- Brief: Every line of the material must be set down again without alteration.

__________

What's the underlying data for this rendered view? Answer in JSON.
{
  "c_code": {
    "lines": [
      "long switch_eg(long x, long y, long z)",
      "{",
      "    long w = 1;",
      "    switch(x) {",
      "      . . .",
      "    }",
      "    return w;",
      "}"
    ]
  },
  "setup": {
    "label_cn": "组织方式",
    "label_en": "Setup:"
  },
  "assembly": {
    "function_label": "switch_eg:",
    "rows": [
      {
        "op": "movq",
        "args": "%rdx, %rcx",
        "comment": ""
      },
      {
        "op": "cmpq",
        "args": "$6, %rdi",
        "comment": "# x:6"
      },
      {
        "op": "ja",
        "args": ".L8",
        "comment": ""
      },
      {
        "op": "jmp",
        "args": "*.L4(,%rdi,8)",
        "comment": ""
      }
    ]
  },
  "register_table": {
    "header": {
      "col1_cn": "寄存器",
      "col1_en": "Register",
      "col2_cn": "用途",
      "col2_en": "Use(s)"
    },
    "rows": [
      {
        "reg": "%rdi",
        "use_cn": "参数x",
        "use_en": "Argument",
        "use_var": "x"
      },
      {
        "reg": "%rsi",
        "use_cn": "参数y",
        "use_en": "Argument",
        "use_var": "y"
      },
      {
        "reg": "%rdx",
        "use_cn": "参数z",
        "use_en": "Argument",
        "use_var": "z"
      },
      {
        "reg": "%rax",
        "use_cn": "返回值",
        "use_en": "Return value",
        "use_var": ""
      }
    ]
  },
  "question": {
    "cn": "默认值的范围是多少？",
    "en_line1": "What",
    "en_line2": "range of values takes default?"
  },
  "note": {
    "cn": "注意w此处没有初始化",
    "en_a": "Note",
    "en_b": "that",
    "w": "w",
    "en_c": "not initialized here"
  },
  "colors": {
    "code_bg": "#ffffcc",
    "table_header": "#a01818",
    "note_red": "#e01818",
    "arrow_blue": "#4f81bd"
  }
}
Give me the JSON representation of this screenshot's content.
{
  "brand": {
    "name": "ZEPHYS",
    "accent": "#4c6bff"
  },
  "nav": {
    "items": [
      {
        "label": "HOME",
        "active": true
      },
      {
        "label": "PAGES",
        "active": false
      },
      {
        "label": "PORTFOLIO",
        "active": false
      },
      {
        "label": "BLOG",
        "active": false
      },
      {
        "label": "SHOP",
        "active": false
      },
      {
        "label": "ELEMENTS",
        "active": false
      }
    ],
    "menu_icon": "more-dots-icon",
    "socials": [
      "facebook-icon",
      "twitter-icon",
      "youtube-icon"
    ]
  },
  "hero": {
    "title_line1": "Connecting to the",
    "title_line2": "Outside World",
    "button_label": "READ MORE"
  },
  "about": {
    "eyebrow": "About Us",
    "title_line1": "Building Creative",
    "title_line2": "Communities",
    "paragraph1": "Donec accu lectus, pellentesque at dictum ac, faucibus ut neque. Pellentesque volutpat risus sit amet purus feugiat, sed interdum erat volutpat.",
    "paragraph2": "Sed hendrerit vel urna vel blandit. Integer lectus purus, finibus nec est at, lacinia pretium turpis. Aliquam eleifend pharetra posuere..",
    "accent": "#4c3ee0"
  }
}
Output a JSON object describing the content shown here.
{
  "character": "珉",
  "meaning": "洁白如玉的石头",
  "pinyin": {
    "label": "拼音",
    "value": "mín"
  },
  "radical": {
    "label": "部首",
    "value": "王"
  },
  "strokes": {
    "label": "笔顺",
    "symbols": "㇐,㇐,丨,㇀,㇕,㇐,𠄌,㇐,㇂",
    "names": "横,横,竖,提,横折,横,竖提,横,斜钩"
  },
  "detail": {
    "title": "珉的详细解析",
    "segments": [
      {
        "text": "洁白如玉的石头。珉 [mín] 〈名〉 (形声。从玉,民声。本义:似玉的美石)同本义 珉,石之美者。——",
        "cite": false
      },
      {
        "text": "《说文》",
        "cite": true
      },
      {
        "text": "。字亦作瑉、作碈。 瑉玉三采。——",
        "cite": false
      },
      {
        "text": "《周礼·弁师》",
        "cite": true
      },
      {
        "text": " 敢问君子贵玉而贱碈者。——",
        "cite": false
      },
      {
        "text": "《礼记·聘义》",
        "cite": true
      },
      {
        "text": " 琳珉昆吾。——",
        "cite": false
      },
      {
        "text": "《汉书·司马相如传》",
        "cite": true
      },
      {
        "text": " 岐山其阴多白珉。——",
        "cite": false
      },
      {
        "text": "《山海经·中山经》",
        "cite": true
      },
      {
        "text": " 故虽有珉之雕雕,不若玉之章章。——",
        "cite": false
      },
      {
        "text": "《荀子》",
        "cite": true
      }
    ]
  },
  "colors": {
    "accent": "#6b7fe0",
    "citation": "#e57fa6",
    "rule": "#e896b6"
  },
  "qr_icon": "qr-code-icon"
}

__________

- Response below:
What's the underlying data for this rendered view? Answer in JSON.
{
  "c_code": {
    "lines": [
      "long switch_eg(long x, long y, long z)",
      "{",
      "    long w = 1;",
      "    switch(x) {",
      "      . . .",
      "    }",
      "    return w;",
      "}"
    ]
  },
  "setup": {
    "label_cn": "组织方式",
    "label_en": "Setup:"
  },
  "assembly": {
    "function_label": "switch_eg:",
    "rows": [
      {
        "op": "movq",
        "args": "%rdx, %rcx",
        "comment": ""
      },
      {
        "op": "cmpq",
        "args": "$6, %rdi",
        "comment": "# x:6"
      },
      {
        "op": "ja",
        "args": ".L8",
        "comment": ""
      },
      {
        "op": "jmp",
        "args": "*.L4(,%rdi,8)",
        "comment": ""
      }
    ]
  },
  "register_table": {
    "header": {
      "col1_cn": "寄存器",
      "col1_en": "Register",
      "col2_cn": "用途",
      "col2_en": "Use(s)"
    },
    "rows": [
      {
        "reg": "%rdi",
        "use_cn": "参数x",
        "use_en": "Argument",
        "use_var": "x"
      },
      {
        "reg": "%rsi",
        "use_cn": "参数y",
        "use_en": "Argument",
        "use_var": "y"
      },
      {
        "reg": "%rdx",
        "use_cn": "参数z",
        "use_en": "Argument",
        "use_var": "z"
      },
      {
        "reg": "%rax",
        "use_cn": "返回值",
        "use_en": "Return value",
        "use_var": ""
      }
    ]
  },
  "question": {
    "cn": "默认值的范围是多少？",
    "en_line1": "What",
    "en_line2": "range of values takes default?"
  },
  "note": {
    "cn": "注意w此处没有初始化",
    "en_a": "Note",
    "en_b": "that",
    "w": "w",
    "en_c": "not initialized here"
  },
  "colors": {
    "code_bg": "#ffffcc",
    "table_header": "#a01818",
    "note_red": "#e01818",
    "arrow_blue": "#4f81bd"
  }
}
Give me the JSON representation of this screenshot's content.
{
  "brand": {
    "name": "ZEPHYS",
    "accent": "#4c6bff"
  },
  "nav": {
    "items": [
      {
        "label": "HOME",
        "active": true
      },
      {
        "label": "PAGES",
        "active": false
      },
      {
        "label": "PORTFOLIO",
        "active": false
      },
      {
        "label": "BLOG",
        "active": false
      },
      {
        "label": "SHOP",
        "active": false
      },
      {
        "label": "ELEMENTS",
        "active": false
      }
    ],
    "menu_icon": "more-dots-icon",
    "socials": [
      "facebook-icon",
      "twitter-icon",
      "youtube-icon"
    ]
  },
  "hero": {
    "title_line1": "Connecting to the",
    "title_line2": "Outside World",
    "button_label": "READ MORE"
  },
  "about": {
    "eyebrow": "About Us",
    "title_line1": "Building Creative",
    "title_line2": "Communities",
    "paragraph1": "Donec accu lectus, pellentesque at dictum ac, faucibus ut neque. Pellentesque volutpat risus sit amet purus feugiat, sed interdum erat volutpat.",
    "paragraph2": "Sed hendrerit vel urna vel blandit. Integer lectus purus, finibus nec est at, lacinia pretium turpis. Aliquam eleifend pharetra posuere..",
    "accent": "#4c3ee0"
  }
}
Output a JSON object describing the content shown here.
{
  "character": "珉",
  "meaning": "洁白如玉的石头",
  "pinyin": {
    "label": "拼音",
    "value": "mín"
  },
  "radical": {
    "label": "部首",
    "value": "王"
  },
  "strokes": {
    "label": "笔顺",
    "symbols": "㇐,㇐,丨,㇀,㇕,㇐,𠄌,㇐,㇂",
    "names": "横,横,竖,提,横折,横,竖提,横,斜钩"
  },
  "detail": {
    "title": "珉的详细解析",
    "segments": [
      {
        "text": "洁白如玉的石头。珉 [mín] 〈名〉 (形声。从玉,民声。本义:似玉的美石)同本义 珉,石之美者。——",
        "cite": false
      },
      {
        "text": "《说文》",
        "cite": true
      },
      {
        "text": "。字亦作瑉、作碈。 瑉玉三采。——",
        "cite": false
      },
      {
        "text": "《周礼·弁师》",
        "cite": true
      },
      {
        "text": " 敢问君子贵玉而贱碈者。——",
        "cite": false
      },
      {
        "text": "《礼记·聘义》",
        "cite": true
      },
      {
        "text": " 琳珉昆吾。——",
        "cite": false
      },
      {
        "text": "《汉书·司马相如传》",
        "cite": true
      },
      {
        "text": " 岐山其阴多白珉。——",
        "cite": false
      },
      {
        "text": "《山海经·中山经》",
        "cite": true
      },
      {
        "text": " 故虽有珉之雕雕,不若玉之章章。——",
        "cite": false
      },
      {
        "text": "《荀子》",
        "cite": true
      }
    ]
  },
  "colors": {
    "accent": "#6b7fe0",
    "citation": "#e57fa6",
    "rule": "#e896b6"
  },
  "qr_icon": "qr-code-icon"
}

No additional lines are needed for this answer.